Abundant concrete, stark lines and monumental scale: the buildings pictured here bring to mind the masterpieces of Soviet modernism, or else the African avant-garde of post-independence Ghana, Kenya or Ivory Coast. Yet these otherworldly structures were the products of Portuguese architects in colonial Angola; they capture the spirit of a country and a population on the brink of emancipation but beholden to foreign power, simultaneously at one with and adrift from international trends.
In 2011 Portuguese writer and director Miguel Hurst initiated the Archive of Historical Cinemas in Africa project with the aim of highlighting this ailing branch of African urbanism. In the years since he has worked with photographer Walter Fernandes in Angola, documenting the nation’s remarkable cinematic architectural heritage, trying to understand how, in Hurst’s words, “Angolans lived, and how they can live again.”
Hurst’s and Fernandes’ work offers an uncanny glimpse into both the country’s real, lived past and the future as it was imagined in the febrile intellectual atmosphere of the late colonial period.
The irony for Angola was that the shadow image of political and cultural freedom that these cinemas afforded was not carried into the post-colonial period
In response to the independence movements sweeping Africa from the 1950s onwards, says Hurst, “the Portuguese regime made plans to reorganise their colonial cities, with the integration of all sectors of society as the principal factor. So building cinemas meant the construction of public spaces for the mingling of the heterogenous communities.” An agglomeration of Tropical and Brazilian Modernisms with European styles inherited from the likes of Le Corbusier was imported into the Angolan urban environment. “The introduction of light and air, the creation of shadows and natural ventilation of the buildings were some of the typical references,” Hurst says. “The evolution of Angolan architecture from the ‘30s to the ‘70s followed the logic from closed to open spaces.”

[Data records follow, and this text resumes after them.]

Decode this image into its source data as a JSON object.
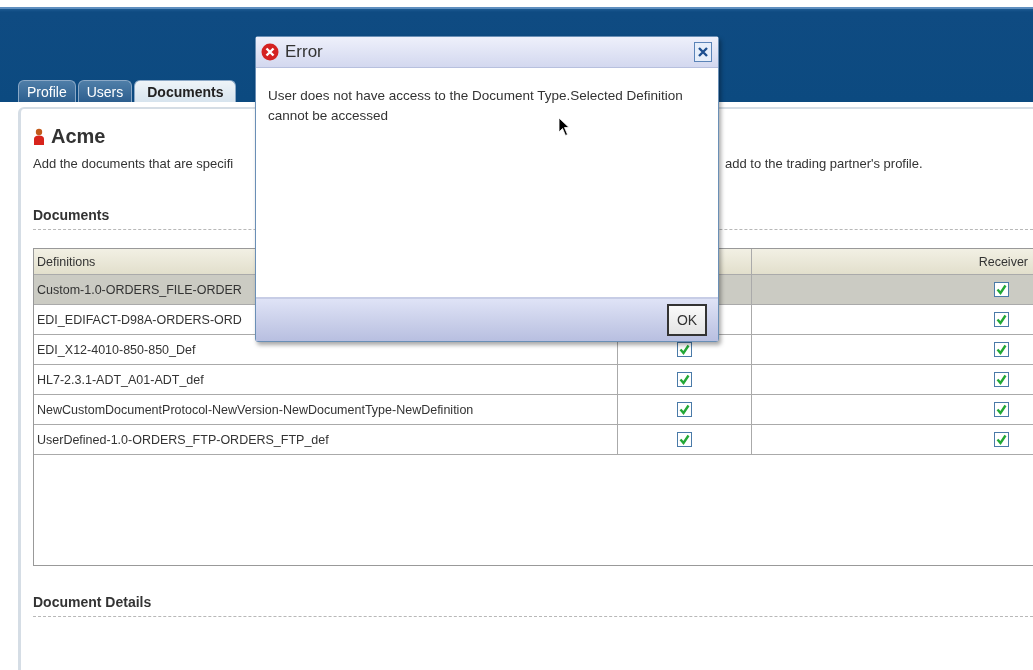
{
  "tabs": [
    {
      "label": "Profile",
      "selected": false
    },
    {
      "label": "Users",
      "selected": false
    },
    {
      "label": "Documents",
      "selected": true
    }
  ],
  "partner": {
    "name": "Acme",
    "description_left": "Add the documents that are specifi",
    "description_right": "add to the trading partner's profile."
  },
  "documents": {
    "title": "Documents",
    "headers": {
      "definitions": "Definitions",
      "receiver": "Receiver"
    },
    "rows": [
      {
        "definition": "Custom-1.0-ORDERS_FILE-ORDER",
        "selected": true,
        "receiver_checked": true
      },
      {
        "definition": "EDI_EDIFACT-D98A-ORDERS-ORD",
        "selected": false,
        "receiver_checked": true
      },
      {
        "definition": "EDI_X12-4010-850-850_Def",
        "selected": false,
        "column_2_checked": true,
        "receiver_checked": true
      },
      {
        "definition": "HL7-2.3.1-ADT_A01-ADT_def",
        "selected": false,
        "column_2_checked": true,
        "receiver_checked": true
      },
      {
        "definition": "NewCustomDocumentProtocol-NewVersion-NewDocumentType-NewDefinition",
        "selected": false,
        "column_2_checked": true,
        "receiver_checked": true
      },
      {
        "definition": "UserDefined-1.0-ORDERS_FTP-ORDERS_FTP_def",
        "selected": false,
        "column_2_checked": true,
        "receiver_checked": true
      }
    ]
  },
  "document_details": {
    "title": "Document Details"
  },
  "dialog": {
    "title": "Error",
    "message": "User does not have access to the Document Type.Selected Definition cannot be accessed",
    "buttons": [
      "OK"
    ]
  }
}
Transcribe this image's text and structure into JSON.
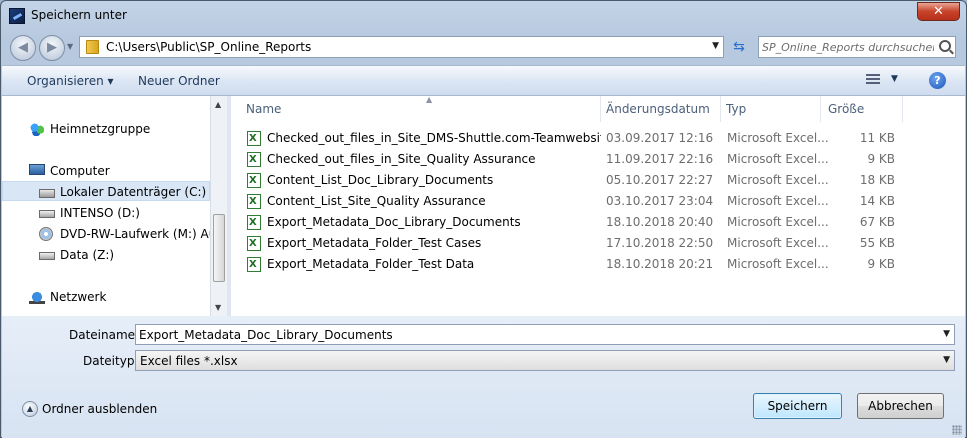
{
  "window": {
    "title": "Speichern unter",
    "close_label": "✕"
  },
  "address": {
    "path": "C:\\Users\\Public\\SP_Online_Reports"
  },
  "search": {
    "placeholder": "SP_Online_Reports durchsuchen"
  },
  "toolbar": {
    "organize_label": "Organisieren ▾",
    "new_folder_label": "Neuer Ordner",
    "help_label": "?"
  },
  "nav": {
    "items": [
      {
        "label": "Heimnetzgruppe",
        "icon": "homegroup-icon"
      },
      {
        "label": "Computer",
        "icon": "computer-icon"
      },
      {
        "label": "Lokaler Datenträger (C:)",
        "icon": "system-drive-icon",
        "selected": true
      },
      {
        "label": "INTENSO (D:)",
        "icon": "drive-icon"
      },
      {
        "label": "DVD-RW-Laufwerk (M:) Aud",
        "icon": "dvd-icon"
      },
      {
        "label": "Data (Z:)",
        "icon": "drive-icon"
      },
      {
        "label": "Netzwerk",
        "icon": "network-icon"
      }
    ]
  },
  "columns": {
    "name": "Name",
    "date": "Änderungsdatum",
    "type": "Typ",
    "size": "Größe"
  },
  "files": [
    {
      "name": "Checked_out_files_in_Site_DMS-Shuttle.com-Teamwebsite",
      "date": "03.09.2017 12:16",
      "type": "Microsoft Excel...",
      "size": "11 KB"
    },
    {
      "name": "Checked_out_files_in_Site_Quality Assurance",
      "date": "11.09.2017 22:16",
      "type": "Microsoft Excel...",
      "size": "9 KB"
    },
    {
      "name": "Content_List_Doc_Library_Documents",
      "date": "05.10.2017 22:27",
      "type": "Microsoft Excel...",
      "size": "18 KB"
    },
    {
      "name": "Content_List_Site_Quality Assurance",
      "date": "03.10.2017 23:04",
      "type": "Microsoft Excel...",
      "size": "14 KB"
    },
    {
      "name": "Export_Metadata_Doc_Library_Documents",
      "date": "18.10.2018 20:40",
      "type": "Microsoft Excel...",
      "size": "67 KB"
    },
    {
      "name": "Export_Metadata_Folder_Test Cases",
      "date": "17.10.2018 22:50",
      "type": "Microsoft Excel...",
      "size": "55 KB"
    },
    {
      "name": "Export_Metadata_Folder_Test Data",
      "date": "18.10.2018 20:21",
      "type": "Microsoft Excel...",
      "size": "9 KB"
    }
  ],
  "form": {
    "filename_label": "Dateiname:",
    "filename_value": "Export_Metadata_Doc_Library_Documents",
    "filetype_label": "Dateityp:",
    "filetype_value": "Excel files *.xlsx",
    "hide_folders_label": "Ordner ausblenden",
    "save_label": "Speichern",
    "cancel_label": "Abbrechen"
  }
}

This opening up of space was, though, a symbolic gesture. Whilst the cinemas were designed as public spaces, in reality this was a colonial architecture intended to recall political upheaval elsewhere, as well as the Soviet Union’s Cold War role as cheerleader for African independence. Hurst says: “Angolan modernism was born under the colonial umbrella. In the rest of the continent – Ghana, Kenya, Ivory Coast – modernism was largely an African decision. That makes a very big difference. Maybe not in terms of logic or the material used, but in design and philosophy.”
“The architects came from Portugal. There were no schools in Angola. It was the schools of Lisbon and Porto that built Angola until independence in 1975.”
The irony for Angola was that the shadow image of political and cultural freedom that these cinemas afforded was not carried into the post-colonial period. From 1975 until 2002, the country was torn apart by civil war, as former independence movements and American and Soviet interests collided following the withdrawal of the Portuguese. At best, these cinemas screen propaganda films produced by this side or the other; from 1992 until the 2000s, however, not a single film was produced in the country. Hurst describes the situation today as “the struggle to reconstruct a ‘what might have been’ industry.”
But this also allows for hope that the mixed message of freedom and community that the cinemas initially carried might be resurrected: that, as Hurst says, the current climate of reconstruction and preservation of architectural gems might lead once again to “the creation of a modern Angolan identity.”